All right, well, very well said, Amy, I’m gonna have to start wrapping it up here. timewise, unfortunately, super interesting discussion, open invitation to come back on the channel anytime in the future, to update us as additional developments start happening in this market that make the trajectory even clearer from here. But certainly, you know, there’s a lot of sunrise of this way, there’s a lot of volatility and a lot of vulnerability in the story. And the fact that you see zero reasons to be bullish going forward from here, you know, isn’t a good sign. All right. Well, we that Amy, for people who have really enjoyed this conversation, and would like to follow you and your work, where should they go?
Amy Nixon 1:12:14
I’m just on Twitter or X, I guess now it’s called x. Yeah, so I’m Texas writer, DFW. You can find me that way. I think I have a couple of postures. But I’m the main account. So okay,
Adam Taggart 1:12:28
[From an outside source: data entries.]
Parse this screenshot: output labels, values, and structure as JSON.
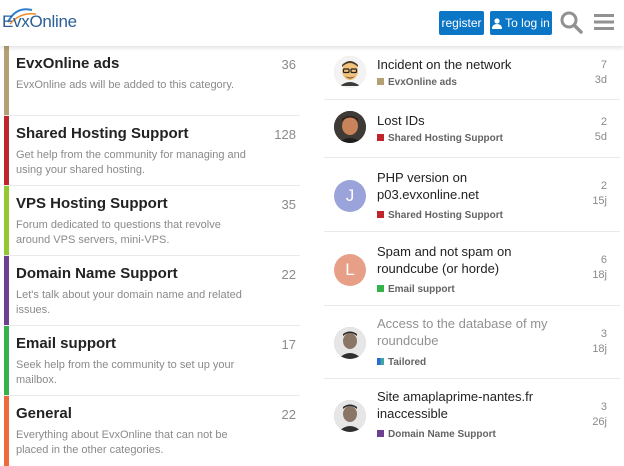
{
  "header": {
    "logo_text": "EvxOnline",
    "register_label": "register",
    "login_label": "To log in"
  },
  "colors": {
    "accent": "#0c76c6",
    "ads": "#b3a173",
    "shared": "#c0252e",
    "vps": "#92c830",
    "domain": "#6c3f91",
    "email": "#35b34a",
    "general": "#ee6a3a",
    "tailored_a": "#2a6ad6",
    "tailored_b": "#3fa6a3"
  },
  "categories": [
    {
      "name": "EvxOnline ads",
      "count": "36",
      "desc": "EvxOnline ads will be added to this category."
    },
    {
      "name": "Shared Hosting Support",
      "count": "128",
      "desc": "Get help from the community for managing and using your shared hosting."
    },
    {
      "name": "VPS Hosting Support",
      "count": "35",
      "desc": "Forum dedicated to questions that revolve around VPS servers, mini-VPS."
    },
    {
      "name": "Domain Name Support",
      "count": "22",
      "desc": "Let's talk about your domain name and related issues."
    },
    {
      "name": "Email support",
      "count": "17",
      "desc": "Seek help from the community to set up your mailbox."
    },
    {
      "name": "General",
      "count": "22",
      "desc": "Everything about EvxOnline that can not be placed in the other categories."
    }
  ],
  "topics": [
    {
      "title": "Incident on the network",
      "category": "EvxOnline ads",
      "replies": "7",
      "age": "3d",
      "avatar": "photo-avatar"
    },
    {
      "title": "Lost IDs",
      "category": "Shared Hosting Support",
      "replies": "2",
      "age": "5d",
      "avatar": "photo-avatar"
    },
    {
      "title": "PHP version on p03.evxonline.net",
      "category": "Shared Hosting Support",
      "replies": "2",
      "age": "15j",
      "avatar_letter": "J"
    },
    {
      "title": "Spam and not spam on roundcube (or horde)",
      "category": "Email support",
      "replies": "6",
      "age": "18j",
      "avatar_letter": "L"
    },
    {
      "title": "Access to the database of my roundcube",
      "category": "Tailored",
      "replies": "3",
      "age": "18j",
      "avatar": "photo-avatar"
    },
    {
      "title": "Site amaplaprime-nantes.fr inaccessible",
      "category": "Domain Name Support",
      "replies": "3",
      "age": "26j",
      "avatar": "photo-avatar"
    }
  ]
}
well, when we edit this, Amy will put the handle to the correct X account up on the screen so folks know where to go to follow you. And, folks, if you follow me on Twitter, you’ll see that Amy and I interact pretty frequently throughout most days on Twitter. So I highly recommend that you follow her accounts. All right, just in wrapping up to Amy is going to be one of the participants at our upcoming Wealthion conference on Saturday, October 21. To find out more about that conference, the amazing lineup of speakers we have for it, just go to wealthion.com/conference, you can find all the details there. And you can lock in the early bird price discount, which is about 30% off full price. And if you’re an alum of one of our previous conferences, you can save an additional 15%. On top of that, make sure you check your email inbox for email from me where I give you the code you should use for that. Alright folks, and you know, as Amy talked about, there’s there’s a lot of potential shoes to drop in the housing market in general, but certainly in the short term rental market going forward. If you are a homeowner, if you’re a real estate investor, if you’re an Airbnb host, and you’re trying to figure out, you know what decisions you might want to make in advance of the type of outlook that Amy shared with us here. I highly recommend that you solicit the expertise of a professional financial advisor to help you think through those considerations. You’ve got a good one, you can do that for your great stick with them. But if you don’t feel free to schedule a free consultation with one of the financial advisors that Wealthion endorses, by going to wealthion.com these consultations are totally free. They there’s no commitment to work with these guys. It’s just a free public service. They offer to help as many people as possible position prudently today in advance of some of the turbulence that the future might bring much of which Amy outlined for us here in this discussion. And if you’d like to see me come back on his channel, as soon as she has additional news to share in the Air B and bust story. Please vote your support for that by hitting the like button and then clicking on the red subscribe button below. As well as that little bell icon right next to it. Amy it’s always a pleasure talking to you any last bits of parting advice for folks as we head on off here.
Amy Nixon 1:14:48
Um, I would just say if you’re a young person, just be careful about things that you’re seeing on tick tock or on YouTube. Exercise caution and terms of is this a good time to buy an investment property right now? It isn’t. It’s not. So just make sure if you’re thinking about doing that, really understand what you’re doing, run the numbers and be smart about it.
Adam Taggart 1:15:17
All right, me, like I said, open invitation to come back on whenever you want. Everybody else. Thanks so much for watching.